**RECORD EXCERPTS:**
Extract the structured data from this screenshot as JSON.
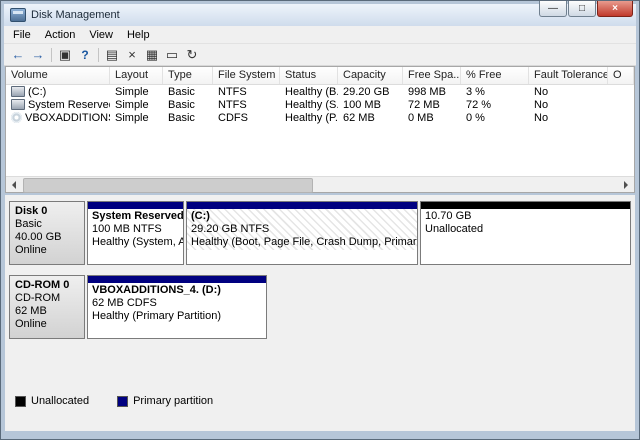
{
  "window": {
    "title": "Disk Management",
    "controls": [
      {
        "name": "minimize",
        "glyph": "—"
      },
      {
        "name": "maximize",
        "glyph": "□"
      },
      {
        "name": "close",
        "glyph": "×"
      }
    ]
  },
  "menu": {
    "items": [
      {
        "label": "File"
      },
      {
        "label": "Action"
      },
      {
        "label": "View"
      },
      {
        "label": "Help"
      }
    ]
  },
  "toolbar": {
    "icons": [
      {
        "name": "back-icon",
        "glyph": "←"
      },
      {
        "name": "forward-icon",
        "glyph": "→"
      },
      {
        "name": "show-console-tree-icon",
        "glyph": "▣"
      },
      {
        "name": "help-icon",
        "glyph": "?"
      },
      {
        "name": "export-list-icon",
        "glyph": "▤"
      },
      {
        "name": "delete-icon",
        "glyph": "×"
      },
      {
        "name": "properties-icon",
        "glyph": "▦"
      },
      {
        "name": "open-folder-icon",
        "glyph": "▭"
      },
      {
        "name": "refresh-icon",
        "glyph": "↻"
      }
    ]
  },
  "table": {
    "columns": [
      "Volume",
      "Layout",
      "Type",
      "File System",
      "Status",
      "Capacity",
      "Free Spa...",
      "% Free",
      "Fault Tolerance",
      "O"
    ],
    "rows": [
      {
        "volume": "(C:)",
        "layout": "Simple",
        "type": "Basic",
        "fs": "NTFS",
        "status": "Healthy (B...",
        "capacity": "29.20 GB",
        "free": "998 MB",
        "pct": "3 %",
        "fault": "No",
        "overhead": ""
      },
      {
        "volume": "System Reserved",
        "layout": "Simple",
        "type": "Basic",
        "fs": "NTFS",
        "status": "Healthy (S...",
        "capacity": "100 MB",
        "free": "72 MB",
        "pct": "72 %",
        "fault": "No",
        "overhead": ""
      },
      {
        "volume": "VBOXADDITIONS_...",
        "layout": "Simple",
        "type": "Basic",
        "fs": "CDFS",
        "status": "Healthy (P...",
        "capacity": "62 MB",
        "free": "0 MB",
        "pct": "0 %",
        "fault": "No",
        "overhead": ""
      }
    ]
  },
  "disks": [
    {
      "name": "Disk 0",
      "type": "Basic",
      "size": "40.00 GB",
      "status": "Online",
      "partitions": [
        {
          "name": "System Reserved",
          "detail": "100 MB NTFS",
          "status": "Healthy (System, Activ"
        },
        {
          "name": "(C:)",
          "detail": "29.20 GB NTFS",
          "status": "Healthy (Boot, Page File, Crash Dump, Primary Partitio"
        }
      ],
      "unallocated": {
        "size": "10.70 GB",
        "label": "Unallocated"
      }
    },
    {
      "name": "CD-ROM 0",
      "type": "CD-ROM",
      "size": "62 MB",
      "status": "Online",
      "partitions": [
        {
          "name": "VBOXADDITIONS_4. (D:)",
          "detail": "62 MB CDFS",
          "status": "Healthy (Primary Partition)"
        }
      ]
    }
  ],
  "legend": [
    {
      "label": "Unallocated",
      "color": "#000000"
    },
    {
      "label": "Primary partition",
      "color": "#000080"
    }
  ],
  "colors": {
    "primary_partition": "#000080",
    "unallocated": "#000000"
  }
}
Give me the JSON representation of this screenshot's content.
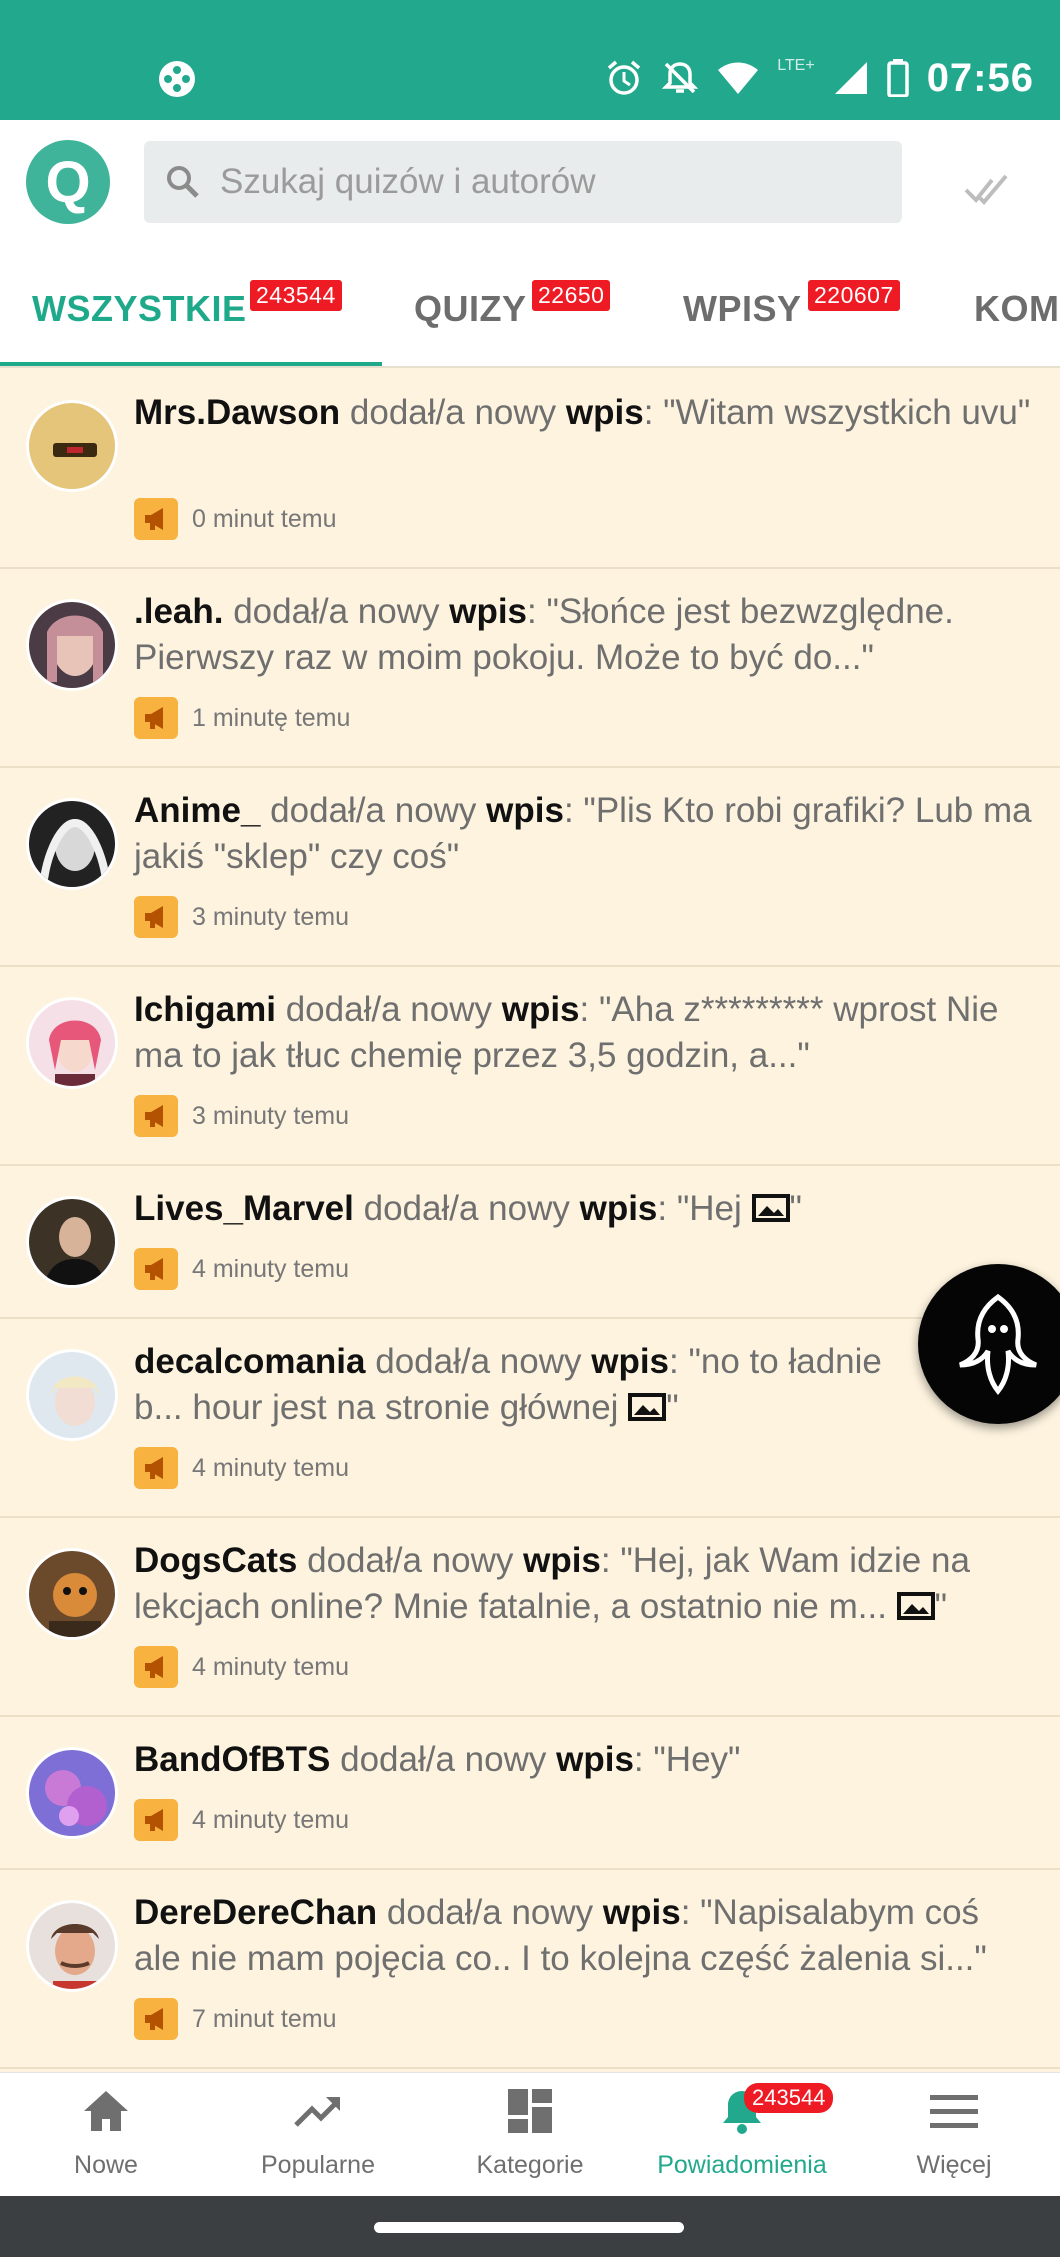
{
  "status_bar": {
    "time": "07:56",
    "network": "LTE+"
  },
  "search": {
    "placeholder": "Szukaj quizów i autorów"
  },
  "logo_letter": "Q",
  "tabs": [
    {
      "label": "WSZYSTKIE",
      "count": "243544",
      "active": true
    },
    {
      "label": "QUIZY",
      "count": "22650",
      "active": false
    },
    {
      "label": "WPISY",
      "count": "220607",
      "active": false
    },
    {
      "label": "KOM",
      "count": "",
      "active": false
    }
  ],
  "action_text": "dodał/a nowy",
  "entry_type": "wpis",
  "feed": [
    {
      "user": "Mrs.Dawson",
      "quote_open": ": \"Witam wszystkich uvu\"",
      "has_image": false,
      "time": "0 minut temu"
    },
    {
      "user": ".leah.",
      "quote_open": ": \"Słońce jest bezwzględne. Pierwszy raz w moim pokoju. Może to być do...\"",
      "has_image": false,
      "time": "1 minutę temu"
    },
    {
      "user": "Anime_",
      "quote_open": ": \"Plis Kto robi grafiki? Lub ma jakiś \"sklep\" czy coś\"",
      "has_image": false,
      "time": "3 minuty temu"
    },
    {
      "user": "Ichigami",
      "quote_open": ": \"Aha z********* wprost Nie ma to jak tłuc chemię przez 3,5 godzin, a...\"",
      "has_image": false,
      "time": "3 minuty temu"
    },
    {
      "user": "Lives_Marvel",
      "quote_open": ": \"Hej",
      "quote_close": "\"",
      "has_image": true,
      "time": "4 minuty temu"
    },
    {
      "user": "decalcomania",
      "quote_open": ": \"no to ładnie b... hour jest na stronie głównej",
      "quote_close": "\"",
      "has_image": true,
      "time": "4 minuty temu"
    },
    {
      "user": "DogsCats",
      "quote_open": ": \"Hej, jak Wam idzie na lekcjach online? Mnie fatalnie, a ostatnio nie m...",
      "quote_close": "\"",
      "has_image": true,
      "time": "4 minuty temu"
    },
    {
      "user": "BandOfBTS",
      "quote_open": ": \"Hey\"",
      "has_image": false,
      "time": "4 minuty temu"
    },
    {
      "user": "DereDereChan",
      "quote_open": ": \"Napisalabym coś ale nie mam pojęcia co.. I to kolejna część żalenia si...\"",
      "has_image": false,
      "time": "7 minut temu"
    }
  ],
  "bottom_nav": [
    {
      "label": "Nowe",
      "icon": "home-icon"
    },
    {
      "label": "Popularne",
      "icon": "trending-icon"
    },
    {
      "label": "Kategorie",
      "icon": "grid-icon"
    },
    {
      "label": "Powiadomienia",
      "icon": "bell-icon",
      "badge": "243544",
      "active": true
    },
    {
      "label": "Więcej",
      "icon": "menu-icon"
    }
  ],
  "colors": {
    "primary": "#22a98d",
    "badge": "#ee1b24",
    "feed_bg": "#fdf3df",
    "megaphone": "#f7b23f"
  }
}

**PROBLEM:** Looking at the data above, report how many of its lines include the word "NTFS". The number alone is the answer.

**RESPONSE TO THE TASK:** 4